WHAT TO DO:
Go through the material line by line and tally those containing the string "ViSession". Only the tally is wanted.
[[ DATA SHOWN open ]]
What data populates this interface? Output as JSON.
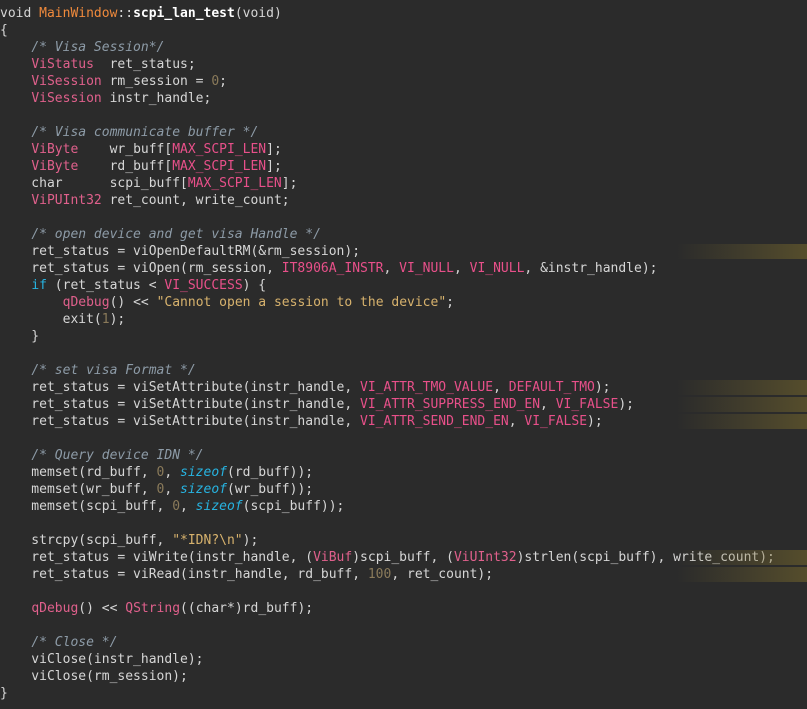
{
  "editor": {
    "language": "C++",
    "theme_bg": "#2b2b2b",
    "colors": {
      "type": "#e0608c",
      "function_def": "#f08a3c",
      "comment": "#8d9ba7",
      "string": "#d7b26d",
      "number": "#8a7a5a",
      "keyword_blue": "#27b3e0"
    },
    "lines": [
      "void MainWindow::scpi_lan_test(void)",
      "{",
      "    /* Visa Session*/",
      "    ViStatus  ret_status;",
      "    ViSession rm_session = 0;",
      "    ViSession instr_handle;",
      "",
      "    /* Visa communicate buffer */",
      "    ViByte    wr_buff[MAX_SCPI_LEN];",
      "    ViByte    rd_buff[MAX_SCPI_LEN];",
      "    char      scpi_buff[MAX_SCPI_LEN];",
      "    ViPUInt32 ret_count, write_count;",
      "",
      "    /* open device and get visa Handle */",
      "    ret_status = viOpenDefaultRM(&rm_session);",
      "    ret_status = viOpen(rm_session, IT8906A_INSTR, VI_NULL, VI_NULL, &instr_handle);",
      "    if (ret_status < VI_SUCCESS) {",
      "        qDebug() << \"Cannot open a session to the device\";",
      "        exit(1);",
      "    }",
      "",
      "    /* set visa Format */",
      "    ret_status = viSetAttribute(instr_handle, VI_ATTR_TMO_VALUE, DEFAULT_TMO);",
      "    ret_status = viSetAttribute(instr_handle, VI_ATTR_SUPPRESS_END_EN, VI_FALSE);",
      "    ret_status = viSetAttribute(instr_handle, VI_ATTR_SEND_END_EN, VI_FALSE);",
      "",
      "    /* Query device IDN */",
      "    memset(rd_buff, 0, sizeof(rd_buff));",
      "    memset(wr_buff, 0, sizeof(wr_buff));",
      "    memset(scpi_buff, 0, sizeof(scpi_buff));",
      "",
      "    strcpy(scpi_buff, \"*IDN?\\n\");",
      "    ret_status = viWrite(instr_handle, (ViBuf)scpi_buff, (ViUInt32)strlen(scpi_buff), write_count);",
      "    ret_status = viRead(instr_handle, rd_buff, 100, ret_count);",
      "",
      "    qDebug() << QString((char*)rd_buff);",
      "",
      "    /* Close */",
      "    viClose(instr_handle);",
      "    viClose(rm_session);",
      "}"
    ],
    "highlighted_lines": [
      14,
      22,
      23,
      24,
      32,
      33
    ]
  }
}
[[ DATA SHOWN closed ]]
EXERCISE SOLUTION:
2